Greenberg resigned and Ryan became CEO and president, with GM Jon Daniels reporting to him. Together they made some pretty good decisions. But insiders said the lines of authority still chafed, with Ryan overruling Daniels on some key personnel matters like hiring Mike Maddux as pitching coach, naming Jackie Moore bench coach, inserting former Astros GM Tim Purpura as senior director of player development, and allegedly insisting the Rangers sign pitcher and former teammate Roy Oswalt, over the staff’s objections.
Ownership sought to clarify things by adding President of Baseball Operations to Daniels’ GM title, making Ryan the CEO. The move shrank Ryan’s authority and in October 2013, he resigned. He agreed to a farewell news conference sitting beside Davis and Simpson, with Daniels standing silently off to the side.

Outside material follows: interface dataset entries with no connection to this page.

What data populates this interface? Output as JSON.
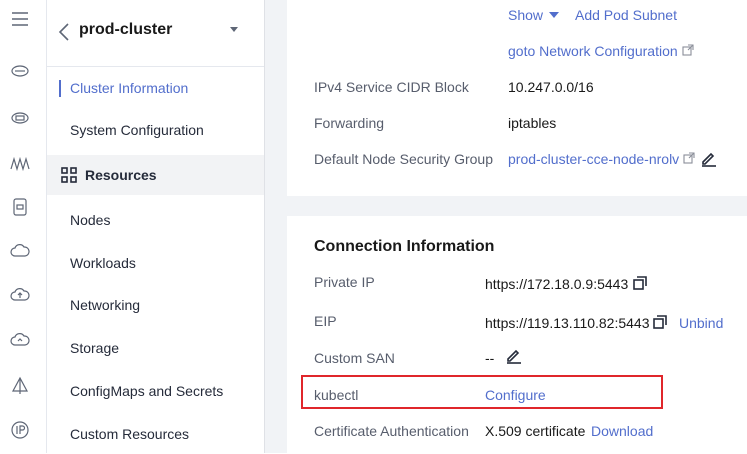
{
  "sidebar": {
    "cluster_name": "prod-cluster",
    "items": [
      {
        "label": "Cluster Information",
        "active": true
      },
      {
        "label": "System Configuration"
      },
      {
        "label": "Resources",
        "group": true
      },
      {
        "label": "Nodes"
      },
      {
        "label": "Workloads"
      },
      {
        "label": "Networking"
      },
      {
        "label": "Storage"
      },
      {
        "label": "ConfigMaps and Secrets"
      },
      {
        "label": "Custom Resources"
      }
    ]
  },
  "network": {
    "show_label": "Show",
    "add_subnet_label": "Add Pod Subnet",
    "goto_network_label": "goto Network Configuration",
    "ipv4_cidr_label": "IPv4 Service CIDR Block",
    "ipv4_cidr_value": "10.247.0.0/16",
    "forwarding_label": "Forwarding",
    "forwarding_value": "iptables",
    "sg_label": "Default Node Security Group",
    "sg_value": "prod-cluster-cce-node-nrolv"
  },
  "connection": {
    "title": "Connection Information",
    "private_ip_label": "Private IP",
    "private_ip_value": "https://172.18.0.9:5443",
    "eip_label": "EIP",
    "eip_value": "https://119.13.110.82:5443",
    "unbind_label": "Unbind",
    "custom_san_label": "Custom SAN",
    "custom_san_value": "--",
    "kubectl_label": "kubectl",
    "kubectl_link": "Configure",
    "cert_label": "Certificate Authentication",
    "cert_value": "X.509 certificate",
    "download_label": "Download"
  },
  "colors": {
    "link": "#526ecc",
    "highlight": "#e0262b",
    "content_bg": "#f1f3f6"
  }
}
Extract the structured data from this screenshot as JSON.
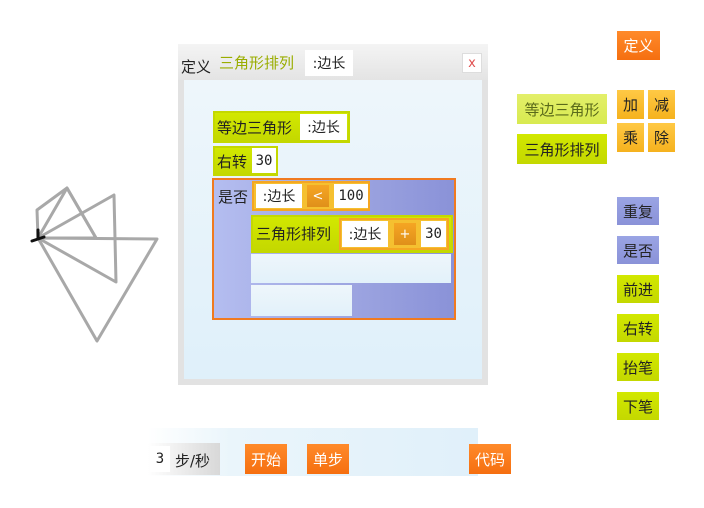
{
  "palette": {
    "define": "定义",
    "custom_blocks": [
      "等边三角形",
      "三角形排列"
    ],
    "math_ops": [
      "加",
      "减",
      "乘",
      "除"
    ],
    "commands": [
      "重复",
      "是否",
      "前进",
      "右转",
      "抬笔",
      "下笔"
    ]
  },
  "editor": {
    "define_label": "定义",
    "proc_name": "三角形排列",
    "param": ":边长",
    "close_icon": "x",
    "body": {
      "call1_name": "等边三角形",
      "call1_arg": ":边长",
      "turn_label": "右转",
      "turn_value": "30",
      "if_label": "是否",
      "cond_var": ":边长",
      "cond_op": "<",
      "cond_value": "100",
      "recurse_name": "三角形排列",
      "recurse_var": ":边长",
      "recurse_op": "+",
      "recurse_value": "30"
    }
  },
  "controls": {
    "speed_value": "3",
    "speed_unit": "步/秒",
    "start_label": "开始",
    "step_label": "单步",
    "code_label": "代码"
  },
  "colors": {
    "orange": "#f57a1a",
    "yellow_green": "#cce000",
    "gold": "#f8b828",
    "purple": "#8f98dc",
    "title_green": "#9aad00",
    "close_red": "#e05050"
  }
}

Ryan’s remarks were generally positive and supportive of the Rangers, and he declined to rise to the bait when Star-Telegram columnist Randy Galloway demanded to know specifically what led to the resignation. But some DFW fans are still resentful over the departure, believing (thanks largely to Galloway’s columns) that Ryan was maneuvered out by Daniels, even though both men publicly denied it.

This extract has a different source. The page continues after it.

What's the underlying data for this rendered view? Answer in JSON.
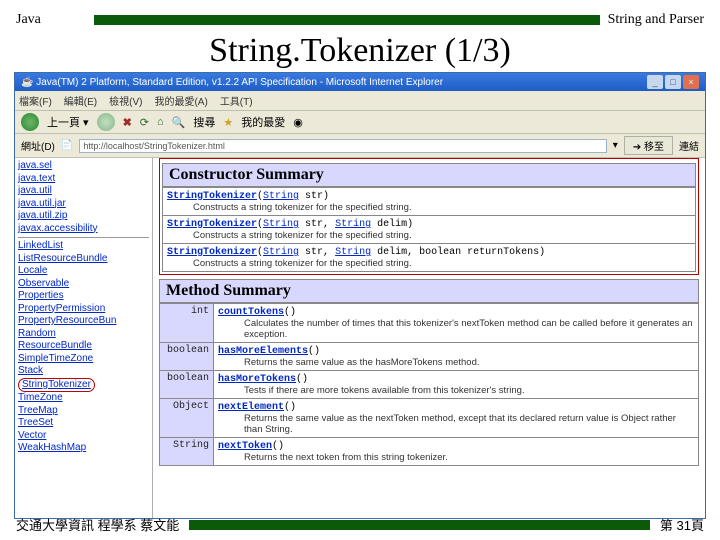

I’ve thought a lot about how this all happened and here’s my opinion, based on experience with and observations of high-achievers, in and out of sports.
Ryan had a history of wanting to do things his way. For example, at age 20 he suffered an arm injury but rejected the team doctor’s advice to have surgery; he preferred to manage his own rehab. Throughout his career, he devised his own system of workouts, off-day routines, weight program, and conditioning plan. He usually ignored those who tried advising him otherwise, including most of his pitching coaches.
His success speaks for itself. He was so gifted and dedicated to his craft that he didn’t feel the need for other people’s opinions. For a major-league pitcher with his levels of commitment, intensity and focus that probably works OK. For a business executive with shared responsibility, it proves difficult.
Today, Ryan is back on Houston’s payroll as an executive adviser to Astros owner Jim Crane. Ryan’s son Reid is President of Baseball Operations there. He also co-owns the Round Rock Express, the Rangers’ AAA minor-league team. His contract with Globe Life Park concessions was not renewed. There’s talk the Rangers’ affiliation with the Express will end when the current contract expires, so it seems that there’s no longer a relationship between him and the Rangers, business or otherwise.
It’s too bad that Ryan’s departure from the Rangers turned out less than happy. For more than 20 years, he gave all of us baseball fans plenty to smile about.
*Devine was the GM who built the St. Louis Cardinals team that would win the 1964 World Series, even though he was fired in the middle of the season by impatient owner Augie Busch. Five years later, Devine led the Mets to the 1969 world championship.
**It’s worth noting that the pitch Ryan threw immediately after blowing out his elbow was clocked at 94 mph.
***Not coincidentally, Ryan was named DFW “CEO of the Year” in 2012 by the SMU Cox School of Business.